It wasn't long before the interloper, who smelled of alcohol according to McIlroy's playing partner, Jon Rahm, was ejected from the tournament.
McIlroy didn't last much longer.
After an even-par round of 71, McIlroy missed the cut at the European Tour event on Friday and will be making an earlier-than-planned journey to the south of England for next week's British Open.
He was 1 under for the tournament, 10 shots off the lead held by the top-ranked Rahm and Belgium's Thomas Detry — after their rounds of 6-under 65 — and first-round leader Jack Senior (67). They were all on 11-under 131 overall.
McIlroy was reluctant to speak in detail about the incident on his first hole, which took place about 8 a.m. local time.
“I was surprised," he said
“It was handled efficiently and everything was OK. I had no idea who it was."
Rahm said alcohol could be smelled on the spectator’s breath.
“He came in so confident and we thought he was going to take a picture or something," the U.S. Open champion said. "We thought he was maybe part of the camera crew or a photographer.
“After a little bit, when he walked back and they were taking him out, you could smell the reason why it happened. Me and Rory didn’t say anything. He was holding a 6-iron and I didn’t want to get hurt."
Rahm didn't think the incident unnerved McIlroy.
“It didn’t put anyone off," the Spanish player said. "If anything, it put a smile on our faces. It will be a pretty good story to tell in the future.”
Footage of the incident was spread widely on social media. The man was eventually escorted off the tee by a security guard after handing the club to McIlroy’s caddie, Harry Diamond.
David Wilson, a member of nearby club Kilspindie who posted the footage, said in The Scotsman newspaper: “The players laughed it off, saying they knew he wasn’t a golfer when they saw his grip.”
The European Tour said the matter was being dealt with by Police Scotland, which told Britain's Press Association that the man had been taken to the hospital in Edinburgh and that "enquiries are ongoing.”
This week marks the first time that spectators have been allowed in to watch a British golf event since the start of the coronavirus pandemic. Around 4,000 were being permitted entry per day.
They didn't help McIlroy, who was seventh in the U.S. Open at Torrey Pines last month but was tied for only 59th in the Irish Open last week.
Rahm has retained the form that led him to his first major title, adding a 65 to his opening 66.
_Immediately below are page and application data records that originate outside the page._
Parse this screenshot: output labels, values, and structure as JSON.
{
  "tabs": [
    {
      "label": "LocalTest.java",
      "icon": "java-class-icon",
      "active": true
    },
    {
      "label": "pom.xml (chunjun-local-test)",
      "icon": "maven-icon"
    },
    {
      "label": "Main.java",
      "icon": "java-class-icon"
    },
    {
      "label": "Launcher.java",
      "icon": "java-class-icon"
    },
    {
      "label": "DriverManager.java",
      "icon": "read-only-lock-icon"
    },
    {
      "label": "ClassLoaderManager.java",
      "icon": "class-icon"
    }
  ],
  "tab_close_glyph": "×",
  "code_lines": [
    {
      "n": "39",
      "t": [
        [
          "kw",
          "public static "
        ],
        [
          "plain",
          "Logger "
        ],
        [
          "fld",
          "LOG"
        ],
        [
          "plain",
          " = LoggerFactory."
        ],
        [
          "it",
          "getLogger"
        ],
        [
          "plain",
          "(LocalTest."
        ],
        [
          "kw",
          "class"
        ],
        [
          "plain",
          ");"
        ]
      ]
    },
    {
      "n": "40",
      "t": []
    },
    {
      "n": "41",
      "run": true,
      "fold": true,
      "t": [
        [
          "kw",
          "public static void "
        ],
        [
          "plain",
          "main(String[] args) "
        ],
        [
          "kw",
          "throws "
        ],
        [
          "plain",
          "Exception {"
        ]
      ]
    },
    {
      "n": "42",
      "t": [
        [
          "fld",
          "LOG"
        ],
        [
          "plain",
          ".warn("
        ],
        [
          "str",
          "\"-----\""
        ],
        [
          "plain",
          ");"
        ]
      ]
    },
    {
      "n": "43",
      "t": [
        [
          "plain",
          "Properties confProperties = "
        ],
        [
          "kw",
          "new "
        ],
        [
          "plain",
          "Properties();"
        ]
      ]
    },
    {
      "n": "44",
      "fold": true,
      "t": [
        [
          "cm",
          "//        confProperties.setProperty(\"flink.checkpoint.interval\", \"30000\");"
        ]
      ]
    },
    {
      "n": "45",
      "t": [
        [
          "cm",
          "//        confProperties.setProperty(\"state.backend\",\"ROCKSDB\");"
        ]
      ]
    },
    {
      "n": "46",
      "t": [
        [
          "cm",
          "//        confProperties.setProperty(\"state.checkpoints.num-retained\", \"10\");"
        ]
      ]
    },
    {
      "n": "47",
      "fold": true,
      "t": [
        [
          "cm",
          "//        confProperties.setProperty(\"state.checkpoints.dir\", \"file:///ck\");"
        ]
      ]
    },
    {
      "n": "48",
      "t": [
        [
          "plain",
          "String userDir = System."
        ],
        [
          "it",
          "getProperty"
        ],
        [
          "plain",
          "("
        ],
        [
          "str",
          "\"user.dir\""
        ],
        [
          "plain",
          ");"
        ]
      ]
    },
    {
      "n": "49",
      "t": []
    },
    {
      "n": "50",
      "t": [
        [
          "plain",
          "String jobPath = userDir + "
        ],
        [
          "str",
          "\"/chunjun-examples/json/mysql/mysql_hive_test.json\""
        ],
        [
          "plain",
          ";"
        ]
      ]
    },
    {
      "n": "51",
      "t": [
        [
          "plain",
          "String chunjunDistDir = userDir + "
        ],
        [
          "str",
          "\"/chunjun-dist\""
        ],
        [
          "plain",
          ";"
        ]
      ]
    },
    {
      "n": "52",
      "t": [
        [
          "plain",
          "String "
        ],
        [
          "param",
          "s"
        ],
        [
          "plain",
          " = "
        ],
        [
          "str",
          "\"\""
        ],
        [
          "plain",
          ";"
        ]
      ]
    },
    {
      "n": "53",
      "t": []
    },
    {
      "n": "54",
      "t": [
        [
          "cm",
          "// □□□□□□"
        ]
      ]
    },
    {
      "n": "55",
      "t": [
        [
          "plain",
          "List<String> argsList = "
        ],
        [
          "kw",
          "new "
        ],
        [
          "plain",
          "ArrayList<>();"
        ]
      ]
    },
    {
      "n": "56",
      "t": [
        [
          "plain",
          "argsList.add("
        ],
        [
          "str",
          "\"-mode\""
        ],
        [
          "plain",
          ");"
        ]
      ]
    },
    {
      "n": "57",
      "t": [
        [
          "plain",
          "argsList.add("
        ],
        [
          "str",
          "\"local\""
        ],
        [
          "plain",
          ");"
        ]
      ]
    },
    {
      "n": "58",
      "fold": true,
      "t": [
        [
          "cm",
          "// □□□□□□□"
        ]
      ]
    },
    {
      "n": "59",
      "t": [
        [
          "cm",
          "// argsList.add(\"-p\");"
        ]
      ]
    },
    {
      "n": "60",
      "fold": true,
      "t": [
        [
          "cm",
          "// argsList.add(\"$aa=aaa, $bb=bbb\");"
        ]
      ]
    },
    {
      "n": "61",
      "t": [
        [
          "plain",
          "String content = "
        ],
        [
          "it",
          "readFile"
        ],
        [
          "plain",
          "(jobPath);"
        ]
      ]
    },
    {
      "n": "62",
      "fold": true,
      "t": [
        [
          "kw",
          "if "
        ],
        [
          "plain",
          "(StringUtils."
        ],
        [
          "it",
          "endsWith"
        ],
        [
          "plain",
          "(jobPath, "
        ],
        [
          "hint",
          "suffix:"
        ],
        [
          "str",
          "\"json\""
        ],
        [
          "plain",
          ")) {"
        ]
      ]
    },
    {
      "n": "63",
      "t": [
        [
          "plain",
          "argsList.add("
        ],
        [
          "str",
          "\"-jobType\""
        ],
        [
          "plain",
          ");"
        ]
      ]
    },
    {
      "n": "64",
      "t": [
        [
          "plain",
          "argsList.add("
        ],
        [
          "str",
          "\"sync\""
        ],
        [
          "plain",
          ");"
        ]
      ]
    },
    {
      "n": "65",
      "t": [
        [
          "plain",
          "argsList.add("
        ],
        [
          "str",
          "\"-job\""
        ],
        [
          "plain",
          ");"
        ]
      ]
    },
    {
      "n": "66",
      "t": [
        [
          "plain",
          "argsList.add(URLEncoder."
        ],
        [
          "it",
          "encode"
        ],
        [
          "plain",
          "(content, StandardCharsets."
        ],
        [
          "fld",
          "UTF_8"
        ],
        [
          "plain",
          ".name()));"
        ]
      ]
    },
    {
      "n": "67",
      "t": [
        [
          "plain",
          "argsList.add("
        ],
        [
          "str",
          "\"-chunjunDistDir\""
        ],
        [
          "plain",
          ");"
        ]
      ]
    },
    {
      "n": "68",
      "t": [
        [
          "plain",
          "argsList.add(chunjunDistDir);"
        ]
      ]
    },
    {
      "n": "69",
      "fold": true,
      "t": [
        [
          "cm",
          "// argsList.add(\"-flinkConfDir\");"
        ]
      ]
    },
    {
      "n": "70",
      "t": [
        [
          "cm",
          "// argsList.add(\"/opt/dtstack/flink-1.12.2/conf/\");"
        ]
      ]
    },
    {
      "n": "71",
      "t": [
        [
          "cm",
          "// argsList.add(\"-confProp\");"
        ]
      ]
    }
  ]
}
He reached the turn in 29 shots — and was 6 under for his round at that stage — and added a seventh birdie of the day at No. 1.
Rahm could cover the front nine only in even par.
“The elements changed and I was playing some holes in a wind I had never played before. I got a little hesitant,” Rahm said.
“I made some aggressive swings without thinking about it as much as I could have because I was playing so well and maybe could have taken a step back. Swing-wise, it’s good. If I just clean up some little mistakes, it could be better.”
George Coetzee (66), Lee Westwood and Matt Fitzpatrick (66) were a stroke behind Rahm, Detry and Senior.
No.3-ranked Justin Thomas was a further shot back after a 69.